Spotlight on Annals
Happy March to all! It looks like the end of winter is in sight for most of our country. We are all beginning to see a warming trend coming. It is this time of year that news media, patients’ and providers’ thoughts turn to allergy. While pollen may be a big part of the discussion, many are turning their attention to factors that may influence whether – and how much – they may suffer from allergies this season. A recent emphasis that has an ancient history has captured the attention of many patients, providers and the public and is the emphasis of this month’s Annals issue – the microbiome. We have some very interesting papers that I believe you will find engaging, informative and useful in your patient care efforts.
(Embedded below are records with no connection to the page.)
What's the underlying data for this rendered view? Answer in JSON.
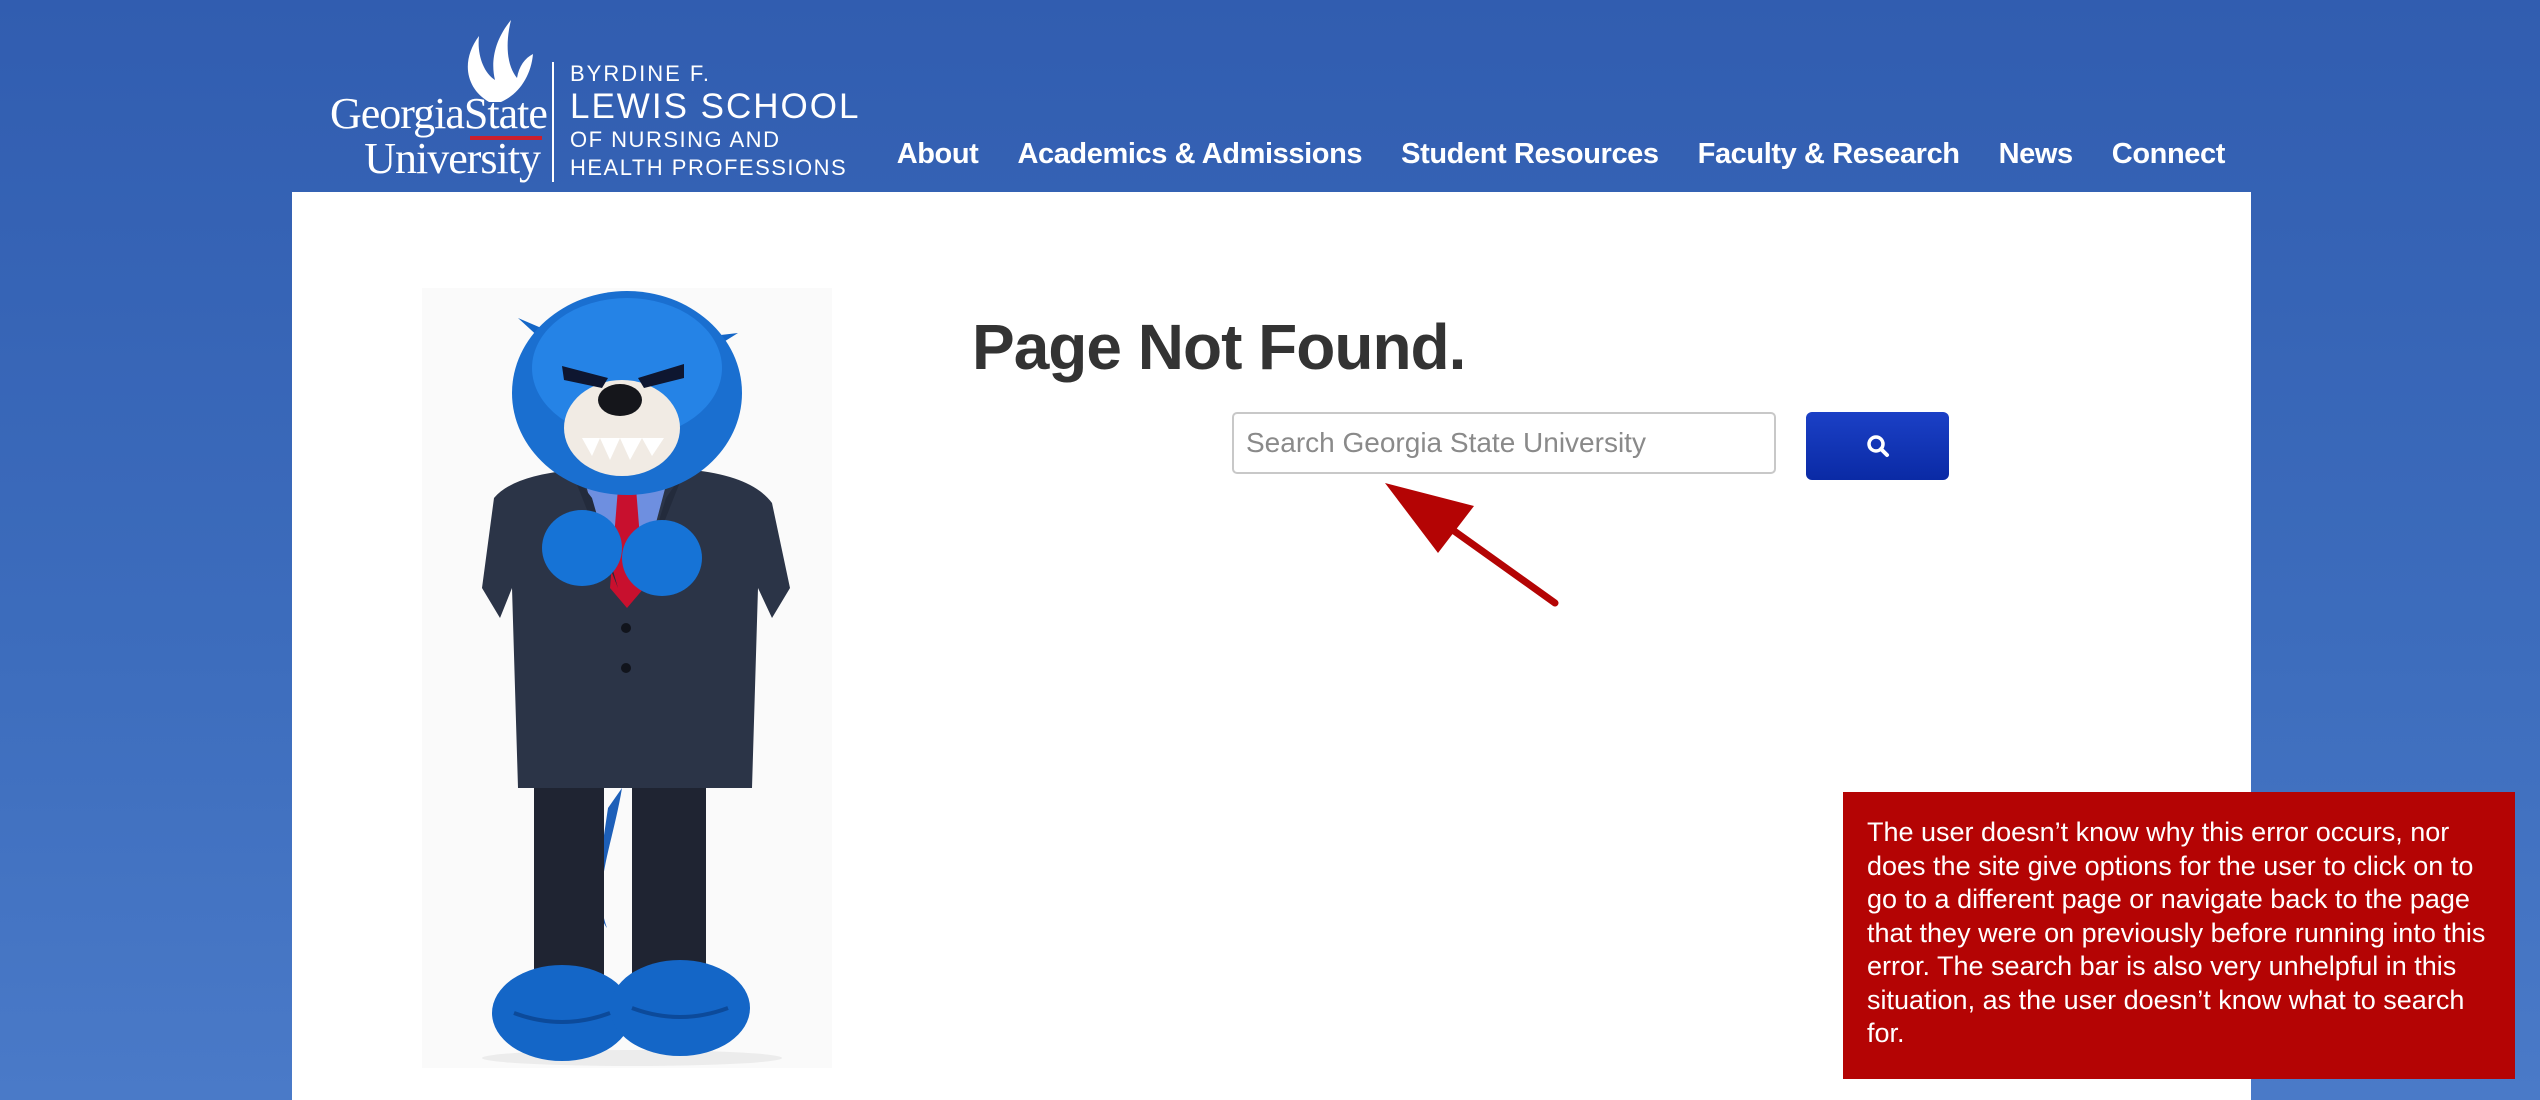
{
  "header": {
    "logo": {
      "wordmark_line1": "GeorgiaState",
      "wordmark_line2": "University",
      "school_line1": "BYRDINE F.",
      "school_line2": "LEWIS SCHOOL",
      "school_line3": "OF NURSING AND",
      "school_line4": "HEALTH PROFESSIONS"
    },
    "nav": [
      {
        "label": "About"
      },
      {
        "label": "Academics & Admissions"
      },
      {
        "label": "Student Resources"
      },
      {
        "label": "Faculty & Research"
      },
      {
        "label": "News"
      },
      {
        "label": "Connect"
      }
    ]
  },
  "main": {
    "title": "Page Not Found.",
    "search": {
      "placeholder": "Search Georgia State University",
      "value": "",
      "button_icon": "search-icon"
    },
    "mascot": "panther-mascot-in-suit"
  },
  "annotation": {
    "text": "The user doesn’t know why this error occurs, nor does the site give options for the user to click on to go to a different page or navigate back to the page that they were on previously before running into this error. The search bar is also very unhelpful in this situation, as the user doesn’t know what to search for."
  },
  "colors": {
    "background": "#3a66b8",
    "panel": "#ffffff",
    "search_button": "#0a2aa5",
    "callout": "#b40404",
    "title_text": "#333333"
  }
}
As we move rapidly toward March, things are starting to warm up and bud all over the nation. I hope you have had time to look at the table of contents from the February issue of the Annals of Allergy, Asthma and Immunology. We have a number of features that cover a broad part of our field. I would like to call several to your attention in case you may have missed one.
It’s been a cold and wet winter across much of our country. The month of February holds promise for a warmer spring, and soon trees will begin blooming across our country. From my home in central Mississippi, I’m already beginning to see buds on the oak trees. And this means increased numbers of patients in our offices who will present with both seasonal and nonseasonal symptoms. The February issue of the Annals of Allergy, Asthma and Immunology contains a great deal of information for you, the practicing clinician, at whatever level of experience you have and whatever practice setting you occupy.
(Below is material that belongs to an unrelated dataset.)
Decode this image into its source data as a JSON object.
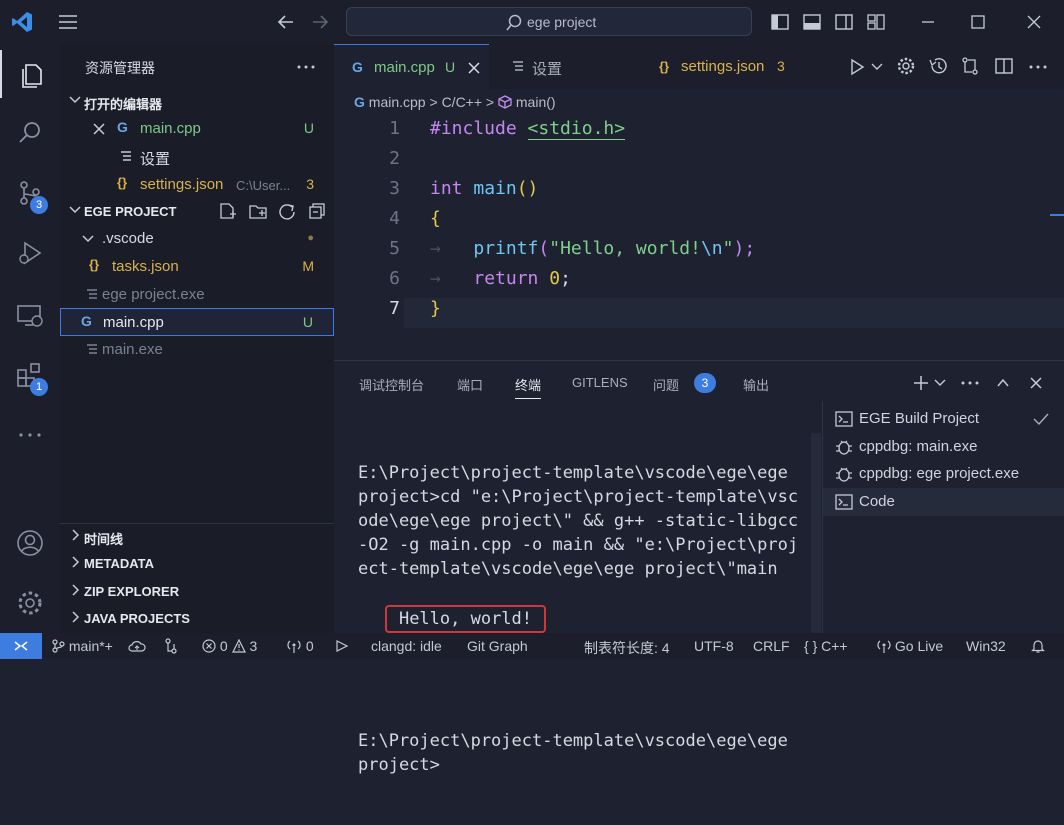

It is amazing that 2019 is already upon us. The contents of this month’s Annals of Allergy, Asthma and Immunology feature an emphasis on our old friend, chronic rhinosinusitis. Those of us who see patients regularly are faced with increasingly severe presentations of this family of diseases as the more straightforward nasal symptoms are increasingly cared for by primary care providers and/or patient self-management. Accordingly, we have multiple articles that focus on more severe presentations that should help our readers better care for these patients. There are a couple of articles I would like to call to your attention.
We are well into the holiday season and tomorrow is New Year’s Day. Hopefully you are contemplating your New Year’s resolutions and you have spending more time reading the Annals of Allergy, Asthma and Immunology on your list. We have many good features in our December issue that can assist you in your practice.
The year is rapidly drawing to a close. Holiday preparations abound, and we are all looking forward to the new year. Many of us are thinking about how we can operate our practices more efficiently, take better care of our patients and enjoy what we do even more in 2019 than we have this year. For many of us, we are anticipating a bit of downtime mixed in with bustling activity over the next several weeks. I hope you will save some time to spend with your print or online copy of the December issue of the Annals of Allergy, Asthma and Immunology. This issue is dedicated to addressing challenges that occur in many of our offices.
Hopefully it has finally cooled off (but not started snowing) where you live. October is a transition month as many of us will see an increasing amount of asthma patients in our practices during these fall and winter months. The complexity of asthma patients has steadily increased in the years I have been practicing. Some wonder if the disease is different now than it was 30 years ago or whether we are just more skilled at understanding the spectrum of disease. Two review articles in this month’s Annals of Allergy, Asthma and Immunology can help shed some light on this conundrum.